#### Supplied data

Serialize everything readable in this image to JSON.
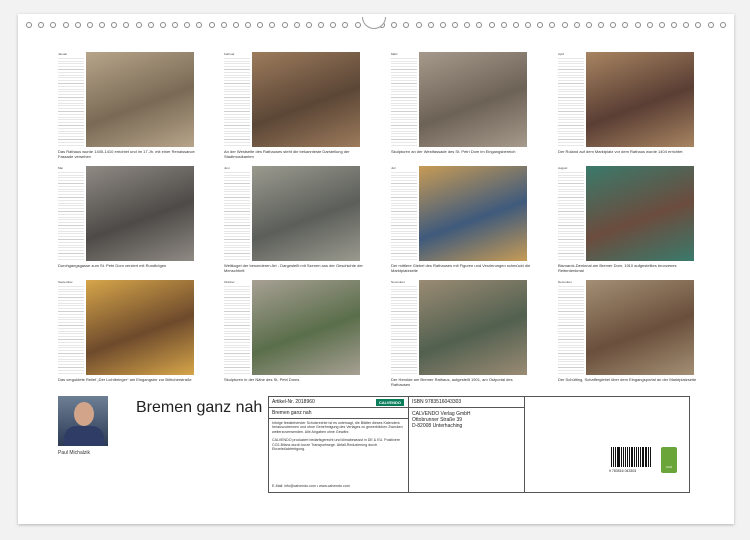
{
  "months": [
    {
      "name": "Januar",
      "caption": "Das Rathaus wurde 1405-1410 errichtet und im 17.Jh. mit einer Renaissance Fassade versehen"
    },
    {
      "name": "Februar",
      "caption": "An der Westseite des Rathauses steht die bekannteste Darstellung der Stadtmusikanten"
    },
    {
      "name": "März",
      "caption": "Skulpturen an der Westfassade des St. Petri Dom im Eingangsbereich"
    },
    {
      "name": "April",
      "caption": "Der Roland auf dem Marktplatz vor dem Rathaus wurde 1404 errichtet"
    },
    {
      "name": "Mai",
      "caption": "Durchgangsgasse zum St. Petri Dom verziert mit Rundbögen"
    },
    {
      "name": "Juni",
      "caption": "Weltkugel der besonderen Art - Dargestellt mit Szenen aus der Geschichte der Menschheit"
    },
    {
      "name": "Juli",
      "caption": "Der mittlere Giebel des Rathauses mit Figuren und Verzierungen schmückt die Marktplatzseite"
    },
    {
      "name": "August",
      "caption": "Bismarck-Denkmal am Bremer Dom, 1910 aufgestelltes bronzenes Reiterdenkmal"
    },
    {
      "name": "September",
      "caption": "Das vergoldete Relief „Der Lichtbringer“ am Eingangstor zur Böttcherstraße"
    },
    {
      "name": "Oktober",
      "caption": "Skulpturen in der Nähe des St. Petri Doms"
    },
    {
      "name": "November",
      "caption": "Der Herolde am Bremer Rathaus, aufgestellt 1901, am Ostportal des Rathauses"
    },
    {
      "name": "Dezember",
      "caption": "Der Schütting, Schaffergiebel über dem Eingangsportal an der Marktplatzseite"
    }
  ],
  "author": "Paul Michalzik",
  "title": "Bremen ganz nah",
  "info": {
    "article": "Artikel-Nr. 2018960",
    "logo": "CALVENDO",
    "product_title": "Bremen ganz nah",
    "legal": "Infolge feststehender Schutzrechte ist es untersagt, die Blätter dieses Kalenders herauszutrennen und ohne Genehmigung des Verlages zu gewerblichen Zwecken weiterzuverwenden. Alle Angaben ohne Gewähr.",
    "legal2": "CALVENDO produziert bedarfsgerecht und klimabewusst in DE & EU. Positivere CO2-Bilanz durch kurze Transportwege. Abfall-Reduzierung durch Einzelstückfertigung.",
    "contact": "E-Mail: info@calvendo.com • www.calvendo.com",
    "isbn": "ISBN 9783516043303",
    "publisher": [
      "CALVENDO Verlag GmbH",
      "Ottobrunner Straße 39",
      "D-82008 Unterhaching"
    ],
    "barcode_number": "9 783516 043303",
    "eco_label": "CO2"
  }
}
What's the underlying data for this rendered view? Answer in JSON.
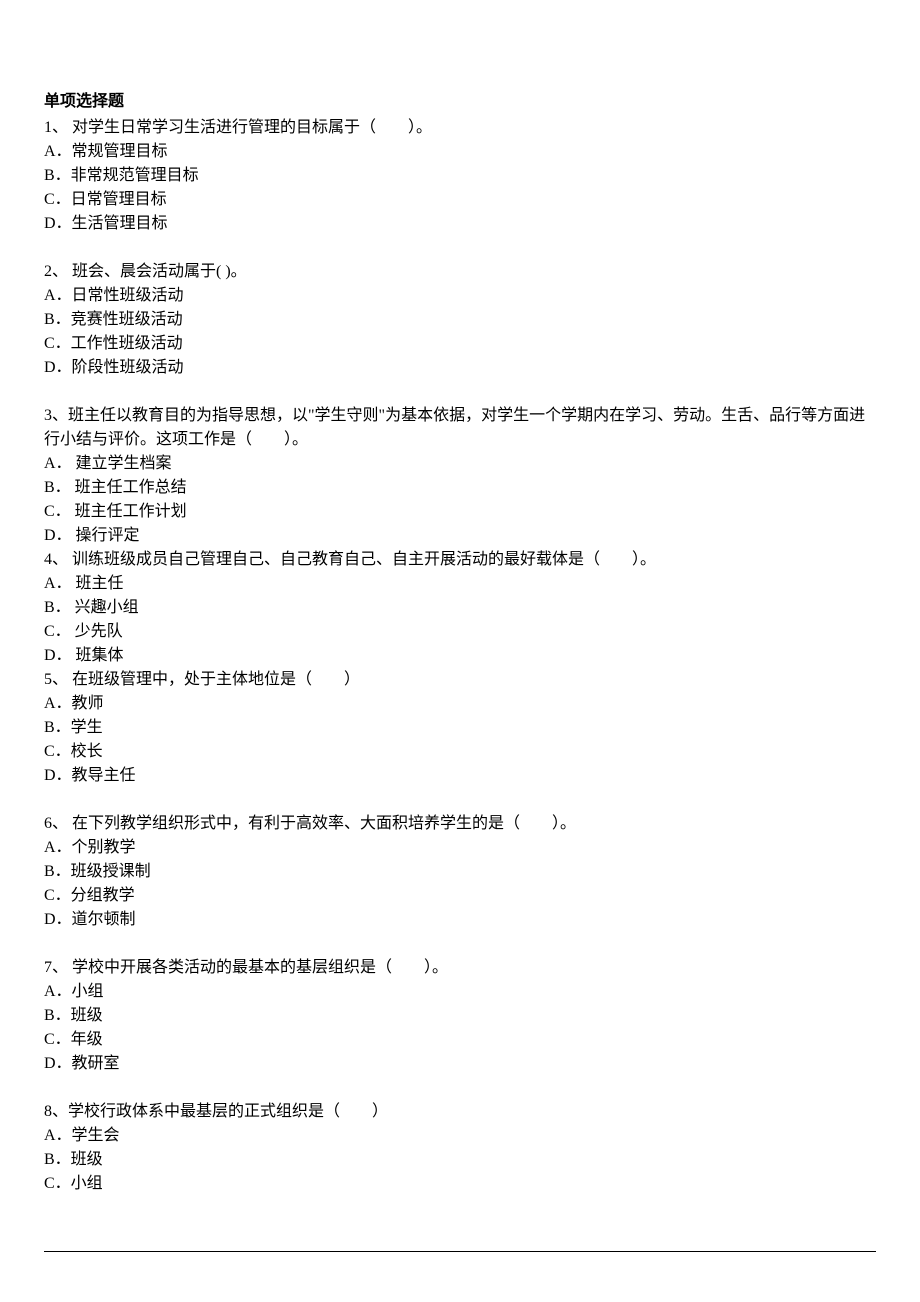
{
  "title": "单项选择题",
  "questions": [
    {
      "stem": "1、 对学生日常学习生活进行管理的目标属于（　　）。",
      "options": [
        "A．常规管理目标",
        "B．非常规范管理目标",
        "C．日常管理目标",
        "D．生活管理目标"
      ]
    },
    {
      "stem": "2、 班会、晨会活动属于( )。",
      "options": [
        "A．日常性班级活动",
        "B．竞赛性班级活动",
        "C．工作性班级活动",
        "D．阶段性班级活动"
      ]
    },
    {
      "stem": "3、班主任以教育目的为指导思想，以\"学生守则\"为基本依据，对学生一个学期内在学习、劳动。生舌、品行等方面进行小结与评价。这项工作是（　　）。",
      "options": [
        "A．  建立学生档案",
        "B．  班主任工作总结",
        "C．  班主任工作计划",
        "D．  操行评定"
      ]
    },
    {
      "stem": "4、 训练班级成员自己管理自己、自己教育自己、自主开展活动的最好载体是（　　）。",
      "options": [
        "A．  班主任",
        "B．  兴趣小组",
        "C．  少先队",
        "D．  班集体"
      ]
    },
    {
      "stem": "5、 在班级管理中，处于主体地位是（　　）",
      "options": [
        "A．教师",
        "B．学生",
        "C．校长",
        "D．教导主任"
      ]
    },
    {
      "stem": "6、 在下列教学组织形式中，有利于高效率、大面积培养学生的是（　　）。",
      "options": [
        "A．个别教学",
        "B．班级授课制",
        "C．分组教学",
        "D．道尔顿制"
      ]
    },
    {
      "stem": "7、 学校中开展各类活动的最基本的基层组织是（　　）。",
      "options": [
        "A．小组",
        "B．班级",
        "C．年级",
        "D．教研室"
      ]
    },
    {
      "stem": "8、学校行政体系中最基层的正式组织是（　　）",
      "options": [
        "A．学生会",
        "B．班级",
        "C．小组"
      ]
    }
  ]
}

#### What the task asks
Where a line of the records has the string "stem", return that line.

#### Written answer
      "stem": "1、 对学生日常学习生活进行管理的目标属于（　　）。",
      "stem": "2、 班会、晨会活动属于( )。",
      "stem": "3、班主任以教育目的为指导思想，以\"学生守则\"为基本依据，对学生一个学期内在学习、劳动。生舌、品行等方面进行小结与评价。这项工作是（　　）。",
      "stem": "4、 训练班级成员自己管理自己、自己教育自己、自主开展活动的最好载体是（　　）。",
      "stem": "5、 在班级管理中，处于主体地位是（　　）",
      "stem": "6、 在下列教学组织形式中，有利于高效率、大面积培养学生的是（　　）。",
      "stem": "7、 学校中开展各类活动的最基本的基层组织是（　　）。",
      "stem": "8、学校行政体系中最基层的正式组织是（　　）",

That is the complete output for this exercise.